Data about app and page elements
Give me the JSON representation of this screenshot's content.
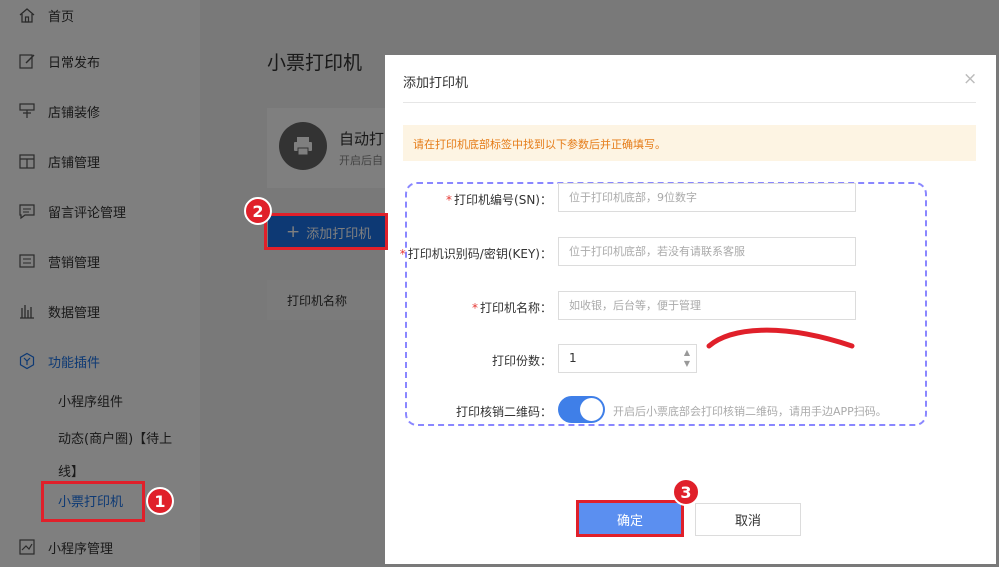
{
  "sidebar": {
    "items": [
      {
        "label": "首页",
        "icon": "home-icon"
      },
      {
        "label": "日常发布",
        "icon": "edit-icon"
      },
      {
        "label": "店铺装修",
        "icon": "brush-icon"
      },
      {
        "label": "店铺管理",
        "icon": "shop-icon"
      },
      {
        "label": "留言评论管理",
        "icon": "comment-icon"
      },
      {
        "label": "营销管理",
        "icon": "marketing-icon"
      },
      {
        "label": "数据管理",
        "icon": "chart-icon"
      },
      {
        "label": "功能插件",
        "icon": "plugin-icon"
      }
    ],
    "sub_items": {
      "miniprogram_component": "小程序组件",
      "dynamic_line1": "动态(商户圈)【待上",
      "dynamic_line2": "线】",
      "receipt_printer": "小票打印机"
    },
    "bottom_item": {
      "label": "小程序管理",
      "icon": "miniprogram-icon"
    }
  },
  "main": {
    "page_title": "小票打印机",
    "card_title": "自动打",
    "card_subtitle": "开启后自",
    "add_button": "添加打印机",
    "table_header_name": "打印机名称"
  },
  "dialog": {
    "title": "添加打印机",
    "close": "×",
    "notice": "请在打印机底部标签中找到以下参数后并正确填写。",
    "fields": {
      "sn": {
        "required": "*",
        "label": "打印机编号(SN)：",
        "placeholder": "位于打印机底部，9位数字"
      },
      "key": {
        "required": "*",
        "label": "打印机识别码/密钥(KEY)：",
        "placeholder": "位于打印机底部，若没有请联系客服"
      },
      "name": {
        "required": "*",
        "label": "打印机名称：",
        "placeholder": "如收银，后台等，便于管理"
      },
      "copies": {
        "label": "打印份数：",
        "value": "1"
      },
      "qrcode": {
        "label": "打印核销二维码：",
        "enabled": true,
        "hint": "开启后小票底部会打印核销二维码，请用手边APP扫码。"
      }
    },
    "ok_button": "确定",
    "cancel_button": "取消"
  },
  "annotations": {
    "badge1": "1",
    "badge2": "2",
    "badge3": "3"
  },
  "colors": {
    "accent": "#1a73e8",
    "highlight": "#e0202a",
    "notice_text": "#e57b17"
  }
}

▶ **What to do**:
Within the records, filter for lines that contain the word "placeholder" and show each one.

▶ **Completed task**:
        "placeholder": "位于打印机底部，9位数字"
        "placeholder": "位于打印机底部，若没有请联系客服"
        "placeholder": "如收银，后台等，便于管理"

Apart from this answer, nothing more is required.